On January 28, 2021, the National Cybersecurity Alliance encouraged individuals this Data Privacy Day to “Own Your Privacy” by “holding organizations responsible for keeping individuals’ personal information safe from unauthorized access and ensuring fair, relevant and legitimate data collection and processing.” Indeed, the NCSA recognizes “[p]ersonal information, such as your purchase history, IP address, or location, has tremendous value to businesses – just like money.”
The NCSA “data as money” perspective is not a new concept. In fact, it was hoped that Data Privacy Day 2016 would usher in a system for consumers to easily monetize their private data – a hope that has yet to materialize five years later. Still, in the same way a bank protects money, there can be no adequate privacy without adequate security.
Richard Clarke – a security advisor to four U.S. presidents, properly recognized in 2014: “Privacy and security are two sides of the same coin.” The ransomware epidemic of 2020 should inform everyone why Data Privacy Day 2021 solidly places privacy and security on the same level. There can be little respect for the privacy rights of consumers – whether monetized or not, without an adequate effort at securing such data. Some companies such as Microsoft – last year’s champion of Data Privacy Day, recognize the need to continually push the security envelope in order to properly protect consumer privacy rights. Accordingly, these companies go the extra distance and often work hand-in-hand with law enforcement to take down online criminal enterprises such as Emotet.
Going forward in 2021, companies safeguarding consumer data must recognize that the lines have blurred between nation state APT attacks – focused on the slow espionage of large companies, and criminal enterprises looking for quick financial hits. For example, the lateral movement hallmarks of an APT attack are now routinely used during Ryuk ransomware exploits.

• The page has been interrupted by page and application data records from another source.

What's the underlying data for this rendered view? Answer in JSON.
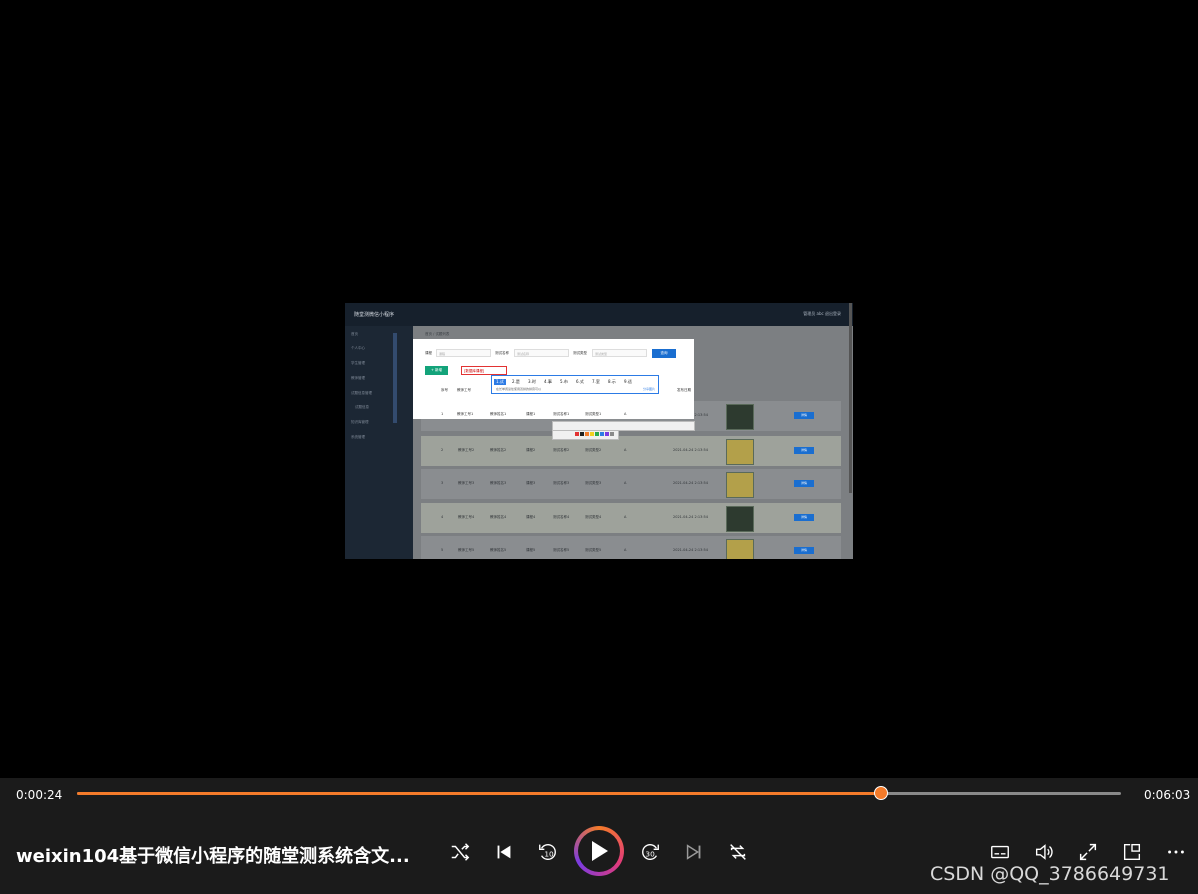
{
  "video": {
    "app_title": "随堂测微信小程序",
    "user_area": "管理员 abc    退出登录",
    "breadcrumb": "首页  /  试题列表",
    "sidebar": [
      "首页",
      "个人中心",
      "学生管理",
      "教师管理",
      "试题信息管理",
      "试题信息",
      "知识库管理",
      "系统管理"
    ],
    "rows": [
      {
        "idx": "1",
        "c1": "教师工号1",
        "c2": "教师姓名1",
        "c3": "课程1",
        "c4": "测试名称1",
        "c5": "测试类型1",
        "c6": "A",
        "c7": "2021-04-24 2:13:54",
        "btn": "详情"
      },
      {
        "idx": "2",
        "c1": "教师工号2",
        "c2": "教师姓名2",
        "c3": "课程2",
        "c4": "测试名称2",
        "c5": "测试类型2",
        "c6": "A",
        "c7": "2021-04-24 2:13:54",
        "btn": "详情"
      },
      {
        "idx": "3",
        "c1": "教师工号3",
        "c2": "教师姓名3",
        "c3": "课程3",
        "c4": "测试名称3",
        "c5": "测试类型3",
        "c6": "A",
        "c7": "2021-04-24 2:13:54",
        "btn": "详情"
      },
      {
        "idx": "4",
        "c1": "教师工号4",
        "c2": "教师姓名4",
        "c3": "课程4",
        "c4": "测试名称4",
        "c5": "测试类型4",
        "c6": "A",
        "c7": "2021-04-24 2:13:54",
        "btn": "详情"
      },
      {
        "idx": "5",
        "c1": "教师工号5",
        "c2": "教师姓名5",
        "c3": "课程5",
        "c4": "测试名称5",
        "c5": "测试类型5",
        "c6": "A",
        "c7": "2021-04-24 2:13:54",
        "btn": "详情"
      }
    ],
    "dialog": {
      "label_course": "课程",
      "label_test": "测试名称",
      "label_type": "测试类型",
      "ph_course": "课程",
      "ph_test": "测试名称",
      "ph_type": "测试类型",
      "search_label": "查询",
      "add_label": "+ 新增",
      "textbox_value": "[数据库课程]",
      "ime_candidates": [
        "1.试",
        "2.是",
        "3.时",
        "4.事",
        "5.市",
        "6.式",
        "7.室",
        "8.示",
        "9.适"
      ],
      "ime_hint": "在长单阅读处使用双拼的拼音可以",
      "ime_link": "分享图片",
      "headers": [
        "序号",
        "教师工号",
        "教师姓名",
        "课程",
        "测试名称",
        "测试类型",
        "答案",
        "发布日期"
      ],
      "row": [
        "1",
        "教师工号1",
        "教师姓名1",
        "课程1",
        "测试名称1",
        "测试类型1",
        "A",
        "2021-04-24 2:13:54"
      ]
    },
    "palette_colors": [
      "#e23232",
      "#222222",
      "#f47b2a",
      "#f0d020",
      "#2aa84a",
      "#2c7be5",
      "#7a3be2",
      "#8a8a8a"
    ]
  },
  "player": {
    "current_time": "0:00:24",
    "total_time": "0:06:03",
    "progress": 0.77,
    "title": "weixin104基于微信小程序的随堂测系统含文...",
    "watermark": "CSDN @QQ_3786649731",
    "accent": "#f47b2a",
    "icons": [
      "shuffle-icon",
      "previous-icon",
      "rewind-10-icon",
      "play-icon",
      "forward-30-icon",
      "next-icon",
      "repeat-off-icon",
      "captions-icon",
      "volume-icon",
      "fullscreen-icon",
      "mini-player-icon",
      "more-icon"
    ]
  }
}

Moreover, the recent SolarWinds Orion Platform exploit highlights the need to focus on supply chains when protecting consumer data.
Focused security efforts would quickly stop being left on corporate “to do” lists if there was an applicable federal law in place for companies nationwide – not just the hybrid privacy/security state laws now applicable to only some companies. Unfortunately, despite high hopes in 2019, there was little bipartisan push for a federal privacy law these past few years. That dynamic might change in 2021.
Former California Attorney General Kamala Harris’s 2012 annual privacy report opens with the words: “California has the strongest consumer privacy laws in the country.” During her tenure, California enjoyed “a constitutionally guaranteed right to privacy, over seventy privacy-related laws on the books, and multiple regulatory agencies set up to enforce these laws.” As the new year progresses, the current Vice President may very well prod Congress for the sort of California “privacy pride” she once enjoyed on a state level. Given the current one-party rule, there is certainly no longer any excuse available to politicians looking to continue kicking the “federal privacy law can” around Capital Hill.